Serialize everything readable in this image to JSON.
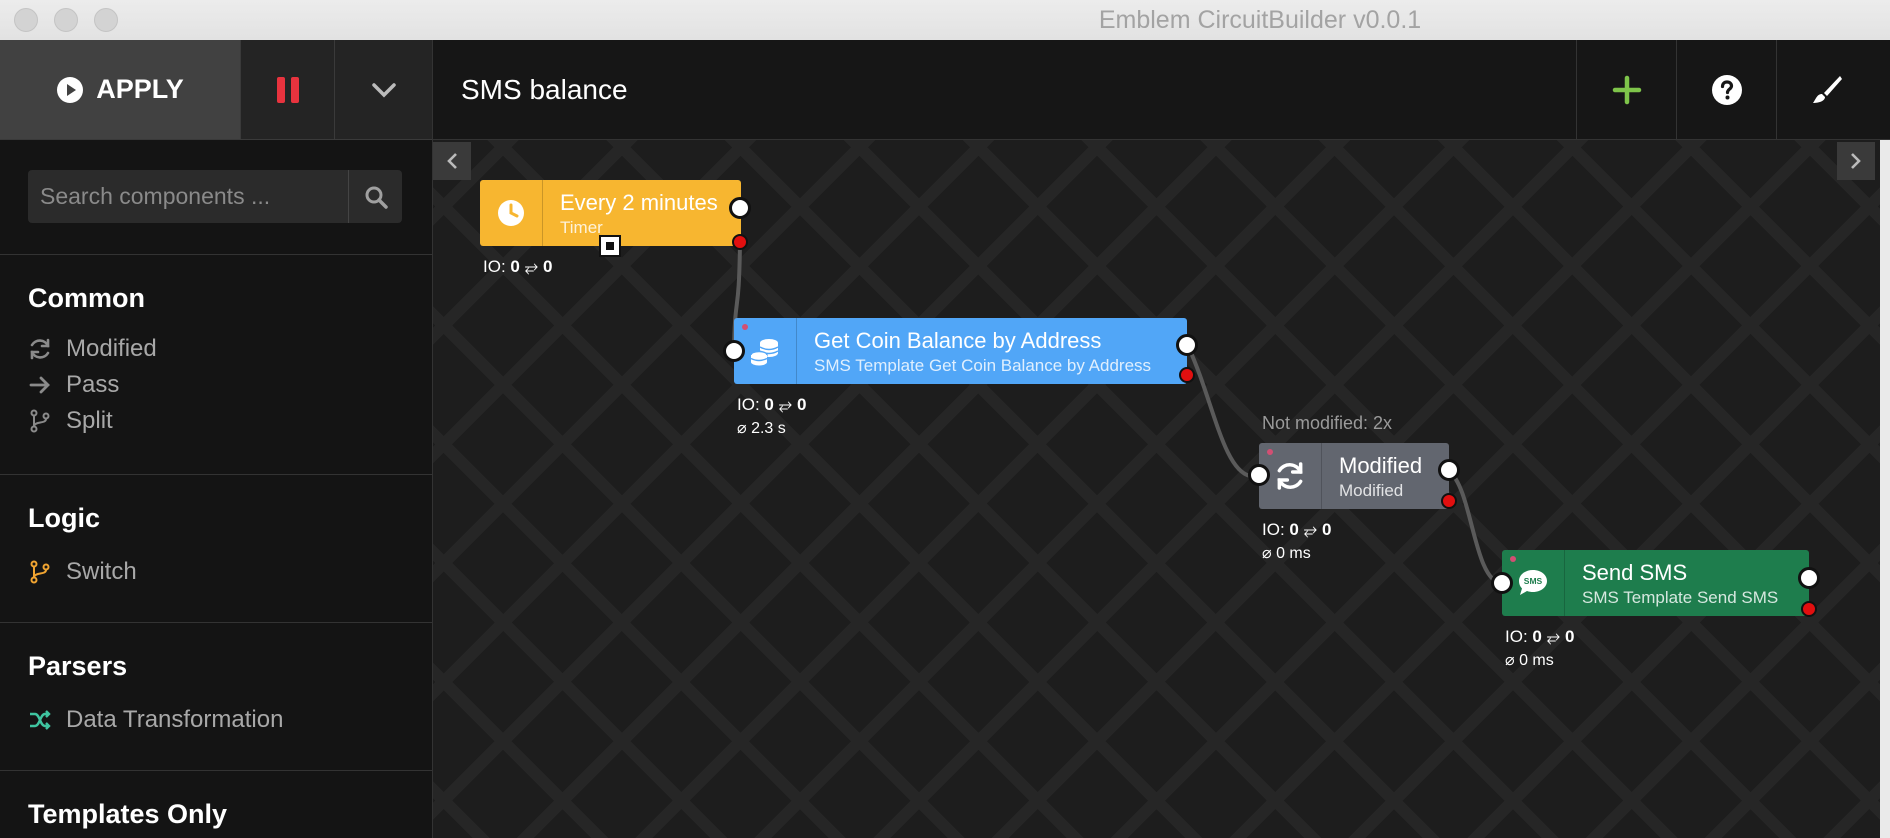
{
  "window": {
    "title": "Emblem CircuitBuilder v0.0.1"
  },
  "toolbar": {
    "apply_label": "APPLY"
  },
  "header": {
    "flow_title": "SMS balance"
  },
  "search": {
    "placeholder": "Search components ..."
  },
  "sidebar": {
    "sections": [
      {
        "title": "Common",
        "items": [
          "Modified",
          "Pass",
          "Split"
        ]
      },
      {
        "title": "Logic",
        "items": [
          "Switch"
        ]
      },
      {
        "title": "Parsers",
        "items": [
          "Data Transformation"
        ]
      },
      {
        "title": "Templates Only",
        "items": []
      }
    ]
  },
  "nodes": {
    "timer": {
      "title": "Every 2 minutes",
      "subtitle": "Timer",
      "io_in": "0",
      "io_out": "0",
      "color": "#f7b630"
    },
    "coin": {
      "title": "Get Coin Balance by Address",
      "subtitle": "SMS Template Get Coin Balance by Address",
      "io_in": "0",
      "io_out": "0",
      "stat": "⌀ 2.3 s",
      "color": "#51a6f7"
    },
    "modified": {
      "title": "Modified",
      "subtitle": "Modified",
      "io_in": "0",
      "io_out": "0",
      "stat": "⌀ 0 ms",
      "note": "Not modified: 2x",
      "color": "#62666f"
    },
    "sms": {
      "title": "Send SMS",
      "subtitle": "SMS Template Send SMS",
      "io_in": "0",
      "io_out": "0",
      "stat": "⌀ 0 ms",
      "color": "#1e7d4d"
    }
  },
  "io": {
    "prefix": "IO:",
    "arrow": "⥂"
  },
  "icons": {
    "apply": "play-circle-icon",
    "pause": "pause-icon",
    "menu": "chevron-down-icon",
    "add": "plus-icon",
    "help": "help-circle-icon",
    "theme": "paintbrush-icon"
  },
  "colors": {
    "add_icon": "#7ec44a",
    "pause": "#e8333e",
    "switch_icon": "#f0a431",
    "transform_icon": "#3fc4a0"
  }
}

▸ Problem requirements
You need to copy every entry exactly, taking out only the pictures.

▸ Answer to this task
Serialize everything readable in this image to JSON.
{
  "window": {
    "title": "Emblem CircuitBuilder v0.0.1"
  },
  "toolbar": {
    "apply_label": "APPLY"
  },
  "header": {
    "flow_title": "SMS balance"
  },
  "search": {
    "placeholder": "Search components ..."
  },
  "sidebar": {
    "sections": [
      {
        "title": "Common",
        "items": [
          "Modified",
          "Pass",
          "Split"
        ]
      },
      {
        "title": "Logic",
        "items": [
          "Switch"
        ]
      },
      {
        "title": "Parsers",
        "items": [
          "Data Transformation"
        ]
      },
      {
        "title": "Templates Only",
        "items": []
      }
    ]
  },
  "nodes": {
    "timer": {
      "title": "Every 2 minutes",
      "subtitle": "Timer",
      "io_in": "0",
      "io_out": "0",
      "color": "#f7b630"
    },
    "coin": {
      "title": "Get Coin Balance by Address",
      "subtitle": "SMS Template Get Coin Balance by Address",
      "io_in": "0",
      "io_out": "0",
      "stat": "⌀ 2.3 s",
      "color": "#51a6f7"
    },
    "modified": {
      "title": "Modified",
      "subtitle": "Modified",
      "io_in": "0",
      "io_out": "0",
      "stat": "⌀ 0 ms",
      "note": "Not modified: 2x",
      "color": "#62666f"
    },
    "sms": {
      "title": "Send SMS",
      "subtitle": "SMS Template Send SMS",
      "io_in": "0",
      "io_out": "0",
      "stat": "⌀ 0 ms",
      "color": "#1e7d4d"
    }
  },
  "io": {
    "prefix": "IO:",
    "arrow": "⥂"
  },
  "icons": {
    "apply": "play-circle-icon",
    "pause": "pause-icon",
    "menu": "chevron-down-icon",
    "add": "plus-icon",
    "help": "help-circle-icon",
    "theme": "paintbrush-icon"
  },
  "colors": {
    "add_icon": "#7ec44a",
    "pause": "#e8333e",
    "switch_icon": "#f0a431",
    "transform_icon": "#3fc4a0"
  }
}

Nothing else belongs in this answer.